ACTION ITEM ->
In the answer, each line must appear exactly as in the records, and no picture may appear.
+++
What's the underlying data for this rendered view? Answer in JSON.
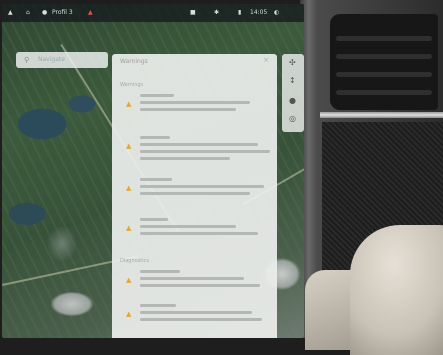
{
  "topbar": {
    "profile": "Profil 3",
    "time": "14:05"
  },
  "search": {
    "placeholder": "Navigate"
  },
  "panel": {
    "title": "Warnings",
    "sections": [
      "Warnings",
      "Diagnostics"
    ],
    "warnings_count": 6
  },
  "icons": {
    "warning": "warning-triangle-icon",
    "close": "close-icon",
    "compass": "compass-icon",
    "pin": "map-pin-icon",
    "layers": "layers-icon"
  },
  "colors": {
    "warning": "#e0a93a",
    "panel": "#eceeec"
  }
}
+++
OUTPUT BELOW ->
What's the underlying data for this rendered view? Answer in JSON.
{
  "topbar": {
    "profile": "Profil 3",
    "time": "14:05"
  },
  "search": {
    "placeholder": "Navigate"
  },
  "panel": {
    "title": "Warnings",
    "sections": [
      "Warnings",
      "Diagnostics"
    ],
    "warnings_count": 6
  },
  "icons": {
    "warning": "warning-triangle-icon",
    "close": "close-icon",
    "compass": "compass-icon",
    "pin": "map-pin-icon",
    "layers": "layers-icon"
  },
  "colors": {
    "warning": "#e0a93a",
    "panel": "#eceeec"
  }
}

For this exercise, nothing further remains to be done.